I seem to have got bound in to this thing of sealing my envelopes with sealing wax. It started because the only envelopes I had were old and the self-seal had lost its stick so I used Pritt stick and some sealing wax. I rather like the way that things like this develop. Quite often in the repetitive drawings I do, rules develop: perhaps if I make a “mistake” I will respond with an over-correction, which I then have to do each time that “mistake” happens. It all goes back to the thing I have about the wave-carved ripples on hard-sand beaches, where regular patterns develop and anomalies occur in turn spawning predictable reactions to the anomalies.
So anyway, I am now probably stuck with sealing up with sealing wax each day (except when I am away) and I started using the decorative gold wax I already had and then bought some more from the art shop in Dorchester. Neither of these had the satisfying sticky quality that the sealing wax my father used. There was always a long stick or two in the sideboard drawer (along with the little machine for cutting rug wool, the wooden darning mushroom and the little reedwork pen nib box my father brought back with him from Egypt during the war, amongst other mismatched sundries). This sealing wax had the manufacturer’s name or the brand embossed on one side. I can’t remember what is was called, though for some reason i think it may have been “Houses of Parliament”. Over the years the sticks got broken and gradually eroded at the breaks though still held together by the wick like a string of flattened red sausages. This was real “legal” sealing wax and was very different to the decorative stuff I used to date on the project. So the first one I found was this one pictured above is Waterson’s, supposedly made to a traditional recipe and unchanged for years. They are quite small sticks but they certainly have a much more satisfying stickiness to them. I am confusing myself with these sticky sticks that stick!

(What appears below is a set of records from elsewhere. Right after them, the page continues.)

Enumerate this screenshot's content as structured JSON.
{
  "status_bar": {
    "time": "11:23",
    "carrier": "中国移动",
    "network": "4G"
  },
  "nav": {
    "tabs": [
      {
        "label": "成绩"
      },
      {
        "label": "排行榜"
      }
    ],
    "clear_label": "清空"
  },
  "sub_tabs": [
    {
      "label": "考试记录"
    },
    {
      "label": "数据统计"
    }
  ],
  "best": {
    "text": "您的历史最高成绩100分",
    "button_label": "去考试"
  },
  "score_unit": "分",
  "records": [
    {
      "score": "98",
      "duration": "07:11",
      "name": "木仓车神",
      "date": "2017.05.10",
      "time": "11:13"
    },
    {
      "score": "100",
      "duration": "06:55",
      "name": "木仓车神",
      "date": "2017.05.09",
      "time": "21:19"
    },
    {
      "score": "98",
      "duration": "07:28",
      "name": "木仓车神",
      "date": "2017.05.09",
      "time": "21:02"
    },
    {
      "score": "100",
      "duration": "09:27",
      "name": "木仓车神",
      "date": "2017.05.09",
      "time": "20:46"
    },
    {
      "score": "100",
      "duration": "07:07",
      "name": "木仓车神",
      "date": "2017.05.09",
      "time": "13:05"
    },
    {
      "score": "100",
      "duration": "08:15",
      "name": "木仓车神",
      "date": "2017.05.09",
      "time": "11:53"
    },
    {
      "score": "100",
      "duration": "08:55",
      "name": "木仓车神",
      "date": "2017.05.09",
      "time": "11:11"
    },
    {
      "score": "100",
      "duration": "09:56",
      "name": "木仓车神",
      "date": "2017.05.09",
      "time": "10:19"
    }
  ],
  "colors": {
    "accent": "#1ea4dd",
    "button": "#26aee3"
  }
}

I posted No37 hours ago. I’ve had to renew the ink cartridges and tried to keep the same tone as before but the grey came out far too light really, a pale ghost of its former glory! The piece inside is worked up precisely from the idea I had this morning. It all went smoothly apart from a brief moment of doubt just before I completed it. It feels great when it goes like that – and it feels great when it gets a life of its own and finds its own resolution. It doesn’t feel great when it turns out to be rubbish and goes on the fire or recycle pile!